» **Goal of the exercise**
If a line below contains the string "this", copy it out.

» **Dataset entries**
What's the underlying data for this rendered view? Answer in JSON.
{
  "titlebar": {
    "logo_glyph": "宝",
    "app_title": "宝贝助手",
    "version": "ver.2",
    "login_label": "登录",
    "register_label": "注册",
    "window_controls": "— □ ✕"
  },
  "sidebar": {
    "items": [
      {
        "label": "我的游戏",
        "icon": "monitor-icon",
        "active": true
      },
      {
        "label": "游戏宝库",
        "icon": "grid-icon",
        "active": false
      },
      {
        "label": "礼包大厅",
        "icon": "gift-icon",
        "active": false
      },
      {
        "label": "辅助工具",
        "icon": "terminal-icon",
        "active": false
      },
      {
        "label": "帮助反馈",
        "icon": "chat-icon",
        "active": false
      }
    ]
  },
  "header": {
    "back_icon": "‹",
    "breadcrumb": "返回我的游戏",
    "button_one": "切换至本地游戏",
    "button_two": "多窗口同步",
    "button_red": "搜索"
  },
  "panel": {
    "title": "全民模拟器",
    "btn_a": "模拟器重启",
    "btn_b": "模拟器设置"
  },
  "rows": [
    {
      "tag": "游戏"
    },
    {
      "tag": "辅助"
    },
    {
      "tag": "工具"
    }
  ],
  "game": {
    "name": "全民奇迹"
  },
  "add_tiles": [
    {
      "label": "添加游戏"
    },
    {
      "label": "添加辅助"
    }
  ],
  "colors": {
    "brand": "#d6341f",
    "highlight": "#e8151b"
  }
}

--

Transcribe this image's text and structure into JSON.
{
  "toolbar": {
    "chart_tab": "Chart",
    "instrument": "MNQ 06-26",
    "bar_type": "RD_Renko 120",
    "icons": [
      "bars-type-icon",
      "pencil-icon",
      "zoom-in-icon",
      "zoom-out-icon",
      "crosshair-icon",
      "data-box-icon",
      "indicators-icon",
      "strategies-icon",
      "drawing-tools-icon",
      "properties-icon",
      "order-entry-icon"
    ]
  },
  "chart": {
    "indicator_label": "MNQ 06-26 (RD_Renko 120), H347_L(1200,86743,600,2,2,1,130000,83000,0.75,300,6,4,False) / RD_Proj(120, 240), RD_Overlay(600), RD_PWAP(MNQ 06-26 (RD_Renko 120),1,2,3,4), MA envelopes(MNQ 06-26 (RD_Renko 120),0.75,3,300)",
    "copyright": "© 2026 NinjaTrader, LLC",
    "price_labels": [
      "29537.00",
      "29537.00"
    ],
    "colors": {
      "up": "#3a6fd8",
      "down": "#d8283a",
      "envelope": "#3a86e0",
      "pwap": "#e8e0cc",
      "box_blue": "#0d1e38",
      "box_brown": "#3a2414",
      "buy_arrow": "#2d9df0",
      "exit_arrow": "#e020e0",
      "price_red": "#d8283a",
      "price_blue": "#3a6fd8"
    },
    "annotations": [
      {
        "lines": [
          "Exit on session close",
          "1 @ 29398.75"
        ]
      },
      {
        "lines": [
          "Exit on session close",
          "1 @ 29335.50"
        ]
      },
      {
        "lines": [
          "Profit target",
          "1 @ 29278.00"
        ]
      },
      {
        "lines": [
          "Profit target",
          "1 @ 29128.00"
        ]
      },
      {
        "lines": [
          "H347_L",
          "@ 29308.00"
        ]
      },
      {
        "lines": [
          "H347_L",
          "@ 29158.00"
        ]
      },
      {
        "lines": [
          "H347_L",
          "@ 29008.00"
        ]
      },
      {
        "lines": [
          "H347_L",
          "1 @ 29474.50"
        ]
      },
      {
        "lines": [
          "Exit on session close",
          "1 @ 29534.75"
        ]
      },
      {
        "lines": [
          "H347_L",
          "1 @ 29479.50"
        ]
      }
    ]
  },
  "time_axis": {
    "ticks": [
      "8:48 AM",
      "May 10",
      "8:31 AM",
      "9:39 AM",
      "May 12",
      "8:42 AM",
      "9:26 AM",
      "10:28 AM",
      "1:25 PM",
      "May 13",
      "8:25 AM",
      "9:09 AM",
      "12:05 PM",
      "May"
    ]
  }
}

» **Result**
What's the underlying data for this rendered view? Answer in JSON.
Transcribe this image's text and structure into JSON.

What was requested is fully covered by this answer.